Grounded Vision: New Agrarianism and the Academy
Designer: Brand: University Alabama Press
Issues of ecologyâboth as they appear in the works of nature writers and in the works of literary writers for whom place and the land are central issuesâhave long been of interest to literary critics and have given rise over the last two decades to the now-firmly established field of ecocriticism. At the same time, a new group of ecology advocates has emerged since the 1960s: contemporary agrarian writers such as Wendell Berry, Wes Jackson, and Gene Logsdon draw their basic premises from the Nashville Agrarians of the 1920s and 1930s, and focus strictly on the actual intersections of land and people, striving to enact a healthy coexistence between the two. For agrarians, theory and academic philosophizing often seem inconsequential and even counterproductive.
In Grounded Vision, William Major puts contemporary agrarian thinking into a conciliatory and productive dialogue with academic criticism. He argues that the lack of participation in academic discussions means a loss to both agrarians and academics, since agrarian thought can enrich other ongoing discussions on topics such as ecocriticism, postmodernism, feminism, work studies, and politicsâespecially in light of the recent upsurge in grassroots cultural and environmental activities critical of modernity, such as the sustainable agriculture and slow food movements.
Major also focuses on agrarianism itselfâthe valuable relationship it advocates between workers and the land they work, the politics involved in maintaining healthy communities, and the impact of contemporary agrarian writers on the world today.
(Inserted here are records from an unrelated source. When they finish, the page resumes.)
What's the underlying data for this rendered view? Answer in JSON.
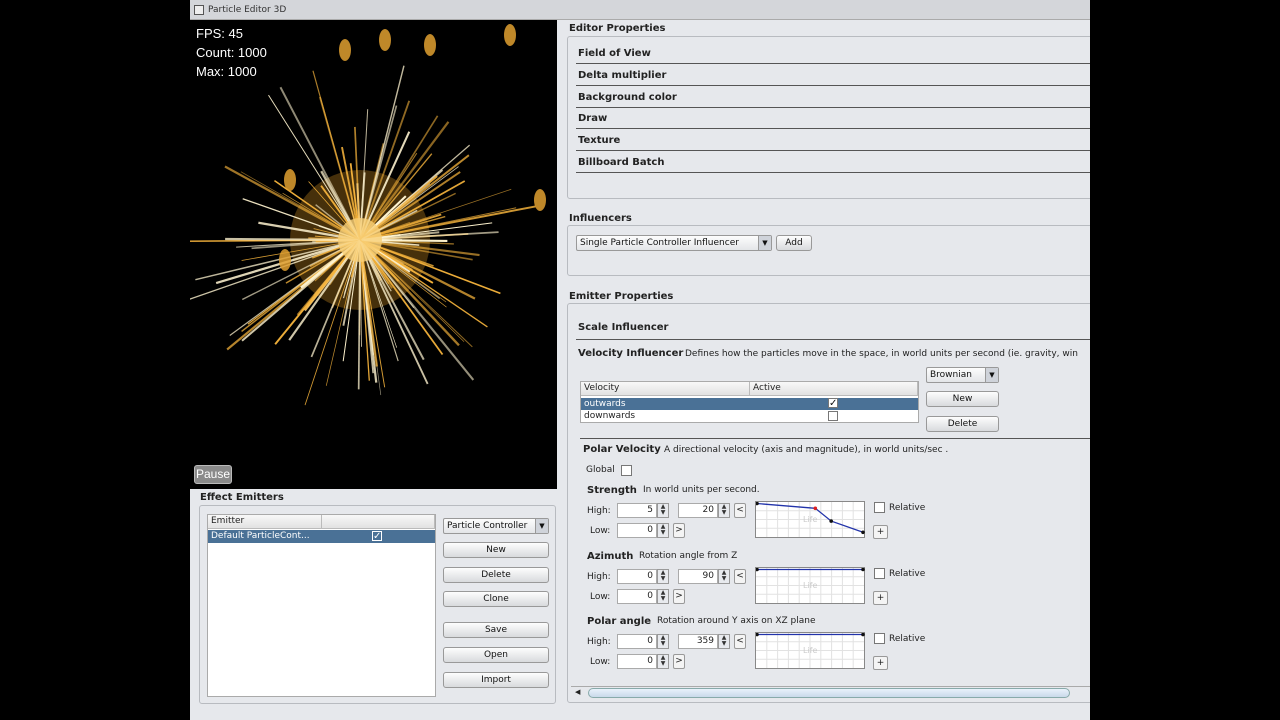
{
  "window": {
    "title": "Particle Editor 3D"
  },
  "viewport": {
    "fps": "FPS: 45",
    "count": "Count: 1000",
    "max": "Max: 1000",
    "pause": "Pause"
  },
  "effect_emitters": {
    "title": "Effect Emitters",
    "col1": "Emitter",
    "rows": [
      {
        "name": "Default ParticleCont...",
        "checked": true
      }
    ],
    "type": "Particle Controller",
    "buttons": [
      "New",
      "Delete",
      "Clone",
      "Save",
      "Open",
      "Import"
    ]
  },
  "editor_properties": {
    "title": "Editor Properties",
    "items": [
      "Field of View",
      "Delta multiplier",
      "Background color",
      "Draw",
      "Texture",
      "Billboard Batch"
    ]
  },
  "influencers": {
    "title": "Influencers",
    "selected": "Single Particle Controller Influencer",
    "add": "Add"
  },
  "emitter_properties": {
    "title": "Emitter Properties",
    "scale": "Scale Influencer",
    "velocity": {
      "title": "Velocity Influencer",
      "desc": "Defines how the particles move in the space, in world units per second (ie. gravity, win",
      "columns": [
        "Velocity",
        "Active"
      ],
      "rows": [
        {
          "name": "outwards",
          "active": true
        },
        {
          "name": "downwards",
          "active": false
        }
      ],
      "type": "Brownian",
      "new": "New",
      "delete": "Delete"
    },
    "polar": {
      "title": "Polar Velocity",
      "desc": "A directional velocity (axis and magnitude), in world units/sec .",
      "global": "Global",
      "groups": [
        {
          "title": "Strength",
          "desc": "In world units per second.",
          "high_a": "5",
          "high_b": "20",
          "low": "0",
          "curve": [
            [
              0,
              1
            ],
            [
              0.55,
              0.85
            ],
            [
              0.7,
              0.45
            ],
            [
              1,
              0.1
            ]
          ]
        },
        {
          "title": "Azimuth",
          "desc": "Rotation angle from Z",
          "high_a": "0",
          "high_b": "90",
          "low": "0",
          "curve": [
            [
              0,
              1
            ],
            [
              1,
              1
            ]
          ]
        },
        {
          "title": "Polar angle",
          "desc": "Rotation around Y axis on XZ plane",
          "high_a": "0",
          "high_b": "359",
          "low": "0",
          "curve": [
            [
              0,
              1
            ],
            [
              1,
              1
            ]
          ]
        }
      ],
      "high": "High:",
      "low_lbl": "Low:",
      "relative": "Relative",
      "life": "Life",
      "lt": "<",
      "gt": ">",
      "plus": "+"
    }
  },
  "colors": {
    "selection": "#4a7196",
    "particle": "#f5b33c"
  }
}
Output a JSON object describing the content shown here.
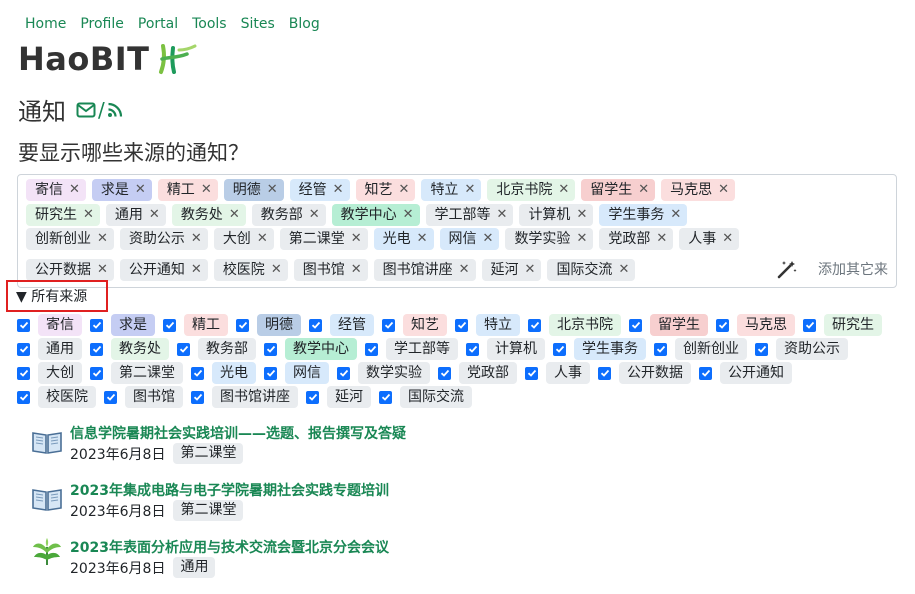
{
  "nav": [
    "Home",
    "Profile",
    "Portal",
    "Tools",
    "Sites",
    "Blog"
  ],
  "brand": "HaoBIT",
  "heading": "通知",
  "question": "要显示哪些来源的通知？",
  "colors": {
    "accent": "#198754",
    "checkbox": "#0d6efd",
    "purple": "#f3e3f7",
    "indigo": "#c5cdf3",
    "pink": "#fbdede",
    "steel": "#b9cde6",
    "skyblue": "#d7e9fb",
    "mint": "#e3f5e7",
    "rose": "#f7cfcf",
    "green": "#b6eed4",
    "gray": "#e9ecef"
  },
  "tag_rows": [
    [
      {
        "label": "寄信",
        "color": "#f3e3f7"
      },
      {
        "label": "求是",
        "color": "#c5cdf3"
      },
      {
        "label": "精工",
        "color": "#fbdede"
      },
      {
        "label": "明德",
        "color": "#b9cde6"
      },
      {
        "label": "经管",
        "color": "#d7e9fb"
      },
      {
        "label": "知艺",
        "color": "#fbdede"
      },
      {
        "label": "特立",
        "color": "#d7e9fb"
      },
      {
        "label": "北京书院",
        "color": "#e3f5e7"
      },
      {
        "label": "留学生",
        "color": "#f7cfcf"
      },
      {
        "label": "马克思",
        "color": "#fbdede"
      }
    ],
    [
      {
        "label": "研究生",
        "color": "#e3f5e7"
      },
      {
        "label": "通用",
        "color": "#e9ecef"
      },
      {
        "label": "教务处",
        "color": "#e3f5e7"
      },
      {
        "label": "教务部",
        "color": "#e9ecef"
      },
      {
        "label": "教学中心",
        "color": "#b6eed4"
      },
      {
        "label": "学工部等",
        "color": "#e9ecef"
      },
      {
        "label": "计算机",
        "color": "#e9ecef"
      },
      {
        "label": "学生事务",
        "color": "#d7e9fb"
      }
    ],
    [
      {
        "label": "创新创业",
        "color": "#e9ecef"
      },
      {
        "label": "资助公示",
        "color": "#e9ecef"
      },
      {
        "label": "大创",
        "color": "#e9ecef"
      },
      {
        "label": "第二课堂",
        "color": "#e9ecef"
      },
      {
        "label": "光电",
        "color": "#d7e9fb"
      },
      {
        "label": "网信",
        "color": "#d7e9fb"
      },
      {
        "label": "数学实验",
        "color": "#e9ecef"
      },
      {
        "label": "党政部",
        "color": "#e9ecef"
      },
      {
        "label": "人事",
        "color": "#e9ecef"
      }
    ],
    [
      {
        "label": "公开数据",
        "color": "#e9ecef"
      },
      {
        "label": "公开通知",
        "color": "#e9ecef"
      },
      {
        "label": "校医院",
        "color": "#e9ecef"
      },
      {
        "label": "图书馆",
        "color": "#e9ecef"
      },
      {
        "label": "图书馆讲座",
        "color": "#e9ecef"
      },
      {
        "label": "延河",
        "color": "#e9ecef"
      },
      {
        "label": "国际交流",
        "color": "#e9ecef"
      }
    ]
  ],
  "add_placeholder": "添加其它来",
  "details_label": "▼ 所有来源",
  "check_rows": [
    [
      {
        "label": "寄信",
        "color": "#f3e3f7"
      },
      {
        "label": "求是",
        "color": "#c5cdf3"
      },
      {
        "label": "精工",
        "color": "#fbdede"
      },
      {
        "label": "明德",
        "color": "#b9cde6"
      },
      {
        "label": "经管",
        "color": "#d7e9fb"
      },
      {
        "label": "知艺",
        "color": "#fbdede"
      },
      {
        "label": "特立",
        "color": "#d7e9fb"
      },
      {
        "label": "北京书院",
        "color": "#e3f5e7"
      },
      {
        "label": "留学生",
        "color": "#f7cfcf"
      },
      {
        "label": "马克思",
        "color": "#fbdede"
      },
      {
        "label": "研究生",
        "color": "#e3f5e7"
      }
    ],
    [
      {
        "label": "通用",
        "color": "#e9ecef"
      },
      {
        "label": "教务处",
        "color": "#e3f5e7"
      },
      {
        "label": "教务部",
        "color": "#e9ecef"
      },
      {
        "label": "教学中心",
        "color": "#b6eed4"
      },
      {
        "label": "学工部等",
        "color": "#e9ecef"
      },
      {
        "label": "计算机",
        "color": "#e9ecef"
      },
      {
        "label": "学生事务",
        "color": "#d7e9fb"
      },
      {
        "label": "创新创业",
        "color": "#e9ecef"
      },
      {
        "label": "资助公示",
        "color": "#e9ecef"
      }
    ],
    [
      {
        "label": "大创",
        "color": "#e9ecef"
      },
      {
        "label": "第二课堂",
        "color": "#e9ecef"
      },
      {
        "label": "光电",
        "color": "#d7e9fb"
      },
      {
        "label": "网信",
        "color": "#d7e9fb"
      },
      {
        "label": "数学实验",
        "color": "#e9ecef"
      },
      {
        "label": "党政部",
        "color": "#e9ecef"
      },
      {
        "label": "人事",
        "color": "#e9ecef"
      },
      {
        "label": "公开数据",
        "color": "#e9ecef"
      },
      {
        "label": "公开通知",
        "color": "#e9ecef"
      }
    ],
    [
      {
        "label": "校医院",
        "color": "#e9ecef"
      },
      {
        "label": "图书馆",
        "color": "#e9ecef"
      },
      {
        "label": "图书馆讲座",
        "color": "#e9ecef"
      },
      {
        "label": "延河",
        "color": "#e9ecef"
      },
      {
        "label": "国际交流",
        "color": "#e9ecef"
      }
    ]
  ],
  "posts": [
    {
      "title": "信息学院暑期社会实践培训——选题、报告撰写及答疑",
      "date": "2023年6月8日",
      "source": "第二课堂",
      "icon": "book-icon"
    },
    {
      "title": "2023年集成电路与电子学院暑期社会实践专题培训",
      "date": "2023年6月8日",
      "source": "第二课堂",
      "icon": "book-icon"
    },
    {
      "title": "2023年表面分析应用与技术交流会暨北京分会会议",
      "date": "2023年6月8日",
      "source": "通用",
      "icon": "leaf-icon"
    }
  ]
}
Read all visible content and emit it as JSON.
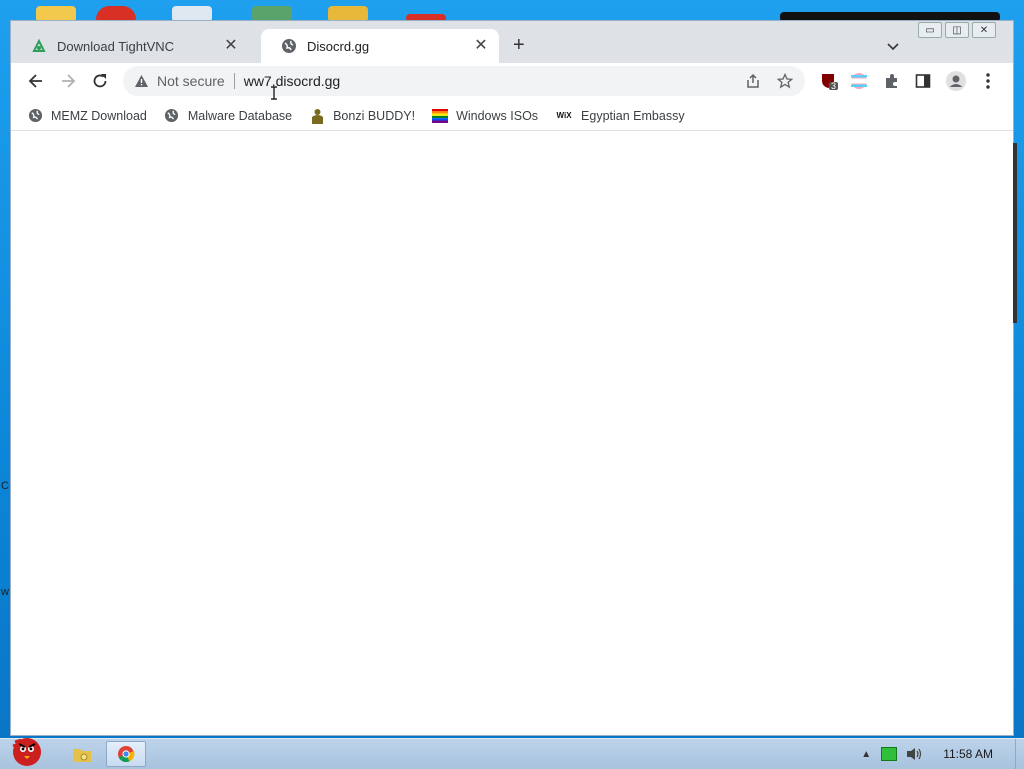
{
  "tabs": [
    {
      "title": "Download TightVNC",
      "icon": "tightvnc-favicon"
    },
    {
      "title": "Disocrd.gg",
      "icon": "globe-icon",
      "active": true
    }
  ],
  "toolbar": {
    "security_label": "Not secure",
    "url": "ww7.disocrd.gg",
    "extension_badge": "3"
  },
  "bookmarks": [
    {
      "label": "MEMZ Download",
      "icon": "globe-icon"
    },
    {
      "label": "Malware Database",
      "icon": "globe-icon"
    },
    {
      "label": "Bonzi BUDDY!",
      "icon": "bonzi-icon"
    },
    {
      "label": "Windows ISOs",
      "icon": "rainbow-flag-icon"
    },
    {
      "label": "Egyptian Embassy",
      "icon": "wix-icon",
      "icon_text": "WiX"
    }
  ],
  "taskbar": {
    "clock": "11:58 AM"
  },
  "desktop": {
    "edge_labels": [
      "C",
      "w"
    ]
  },
  "colors": {
    "accent": "#1a73e8",
    "tab_strip": "#dee1e6",
    "omnibox": "#f1f3f4",
    "taskbar": "#b4cbe3"
  }
}
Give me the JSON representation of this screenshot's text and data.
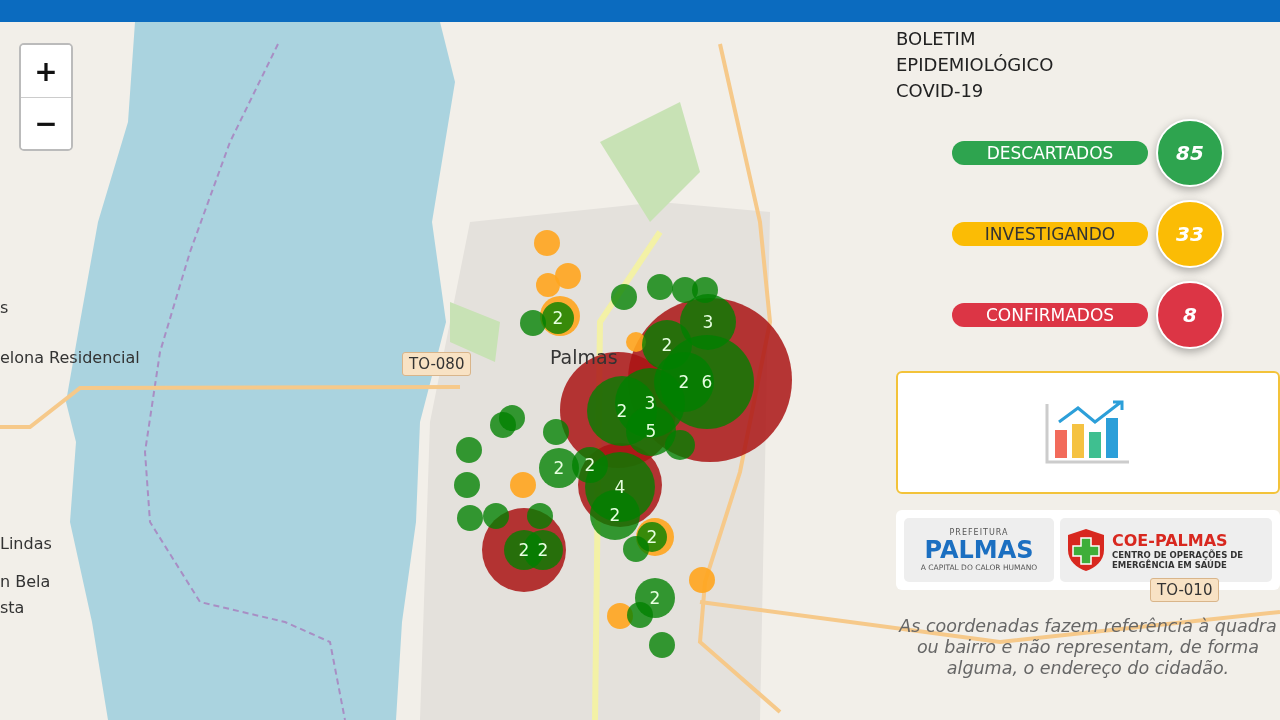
{
  "zoom_controls": [
    {
      "label": "+"
    },
    {
      "label": "−"
    }
  ],
  "map_labels": [
    {
      "kind": "place",
      "text": "s"
    },
    {
      "kind": "place",
      "text": "elona Residencial"
    },
    {
      "kind": "place",
      "text": "Lindas"
    },
    {
      "kind": "place",
      "text": "n Bela"
    },
    {
      "kind": "place",
      "text": "sta"
    },
    {
      "kind": "road",
      "text": "TO-080"
    },
    {
      "kind": "city",
      "text": "Palmas"
    },
    {
      "kind": "road",
      "text": "TO-010"
    }
  ],
  "markers": [
    {
      "kind": "confirmed"
    },
    {
      "kind": "confirmed"
    },
    {
      "kind": "confirmed"
    },
    {
      "kind": "confirmed"
    },
    {
      "kind": "investigating"
    },
    {
      "kind": "investigating"
    },
    {
      "kind": "investigating"
    },
    {
      "kind": "investigating"
    },
    {
      "kind": "investigating"
    },
    {
      "kind": "investigating"
    },
    {
      "kind": "investigating"
    },
    {
      "kind": "investigating"
    },
    {
      "kind": "investigating"
    },
    {
      "kind": "discarded"
    },
    {
      "kind": "discarded"
    },
    {
      "kind": "discarded"
    },
    {
      "kind": "discarded"
    },
    {
      "kind": "discarded"
    },
    {
      "kind": "discarded",
      "label": "2"
    },
    {
      "kind": "discarded",
      "label": "3"
    },
    {
      "kind": "discarded",
      "label": "2"
    },
    {
      "kind": "discarded",
      "label": "6"
    },
    {
      "kind": "discarded",
      "label": "2"
    },
    {
      "kind": "discarded",
      "label": "3"
    },
    {
      "kind": "discarded",
      "label": "2"
    },
    {
      "kind": "discarded",
      "label": "5"
    },
    {
      "kind": "discarded"
    },
    {
      "kind": "discarded"
    },
    {
      "kind": "discarded"
    },
    {
      "kind": "discarded"
    },
    {
      "kind": "discarded"
    },
    {
      "kind": "discarded"
    },
    {
      "kind": "discarded"
    },
    {
      "kind": "discarded"
    },
    {
      "kind": "discarded",
      "label": "2"
    },
    {
      "kind": "discarded",
      "label": "2"
    },
    {
      "kind": "discarded",
      "label": "4"
    },
    {
      "kind": "discarded",
      "label": "2"
    },
    {
      "kind": "discarded"
    },
    {
      "kind": "discarded",
      "label": "2"
    },
    {
      "kind": "discarded",
      "label": "2"
    },
    {
      "kind": "discarded"
    },
    {
      "kind": "discarded",
      "label": "2"
    },
    {
      "kind": "discarded",
      "label": "2"
    },
    {
      "kind": "discarded"
    },
    {
      "kind": "discarded"
    }
  ],
  "bulletin": {
    "title": "BOLETIM EPIDEMIOLÓGICO",
    "subtitle": "COVID-19"
  },
  "stats": [
    {
      "label": "DESCARTADOS",
      "count": "85",
      "color": "#2ea44f"
    },
    {
      "label": "INVESTIGANDO",
      "count": "33",
      "color": "#fbbc05"
    },
    {
      "label": "CONFIRMADOS",
      "count": "8",
      "color": "#dc3545"
    }
  ],
  "logos": {
    "palmas": {
      "top": "PREFEITURA",
      "name": "PALMAS",
      "tagline": "A CAPITAL DO CALOR HUMANO"
    },
    "coe": {
      "name": "COE-PALMAS",
      "line_1": "CENTRO DE OPERAÇÕES DE",
      "line_2": "EMERGÊNCIA EM SAÚDE"
    }
  },
  "disclaimer": "As coordenadas fazem referência à quadra ou bairro e não representam, de forma alguma, o endereço do cidadão."
}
Major thus shows contemporary agrarianism to be a successful instigator of the same social examination for which much academic criticism strives. Major illuminates the ways in which agrarianismâs wide scope and often-unyielding demands are founded in, and work toward, a deep respect and understanding of the connections between the health of the land and its peoples, communities, and economies, and he argues that it raises questions about work, leisure, consumerism, and science to such a degree that it leaves little doubt how fundamental agriculture is to culture.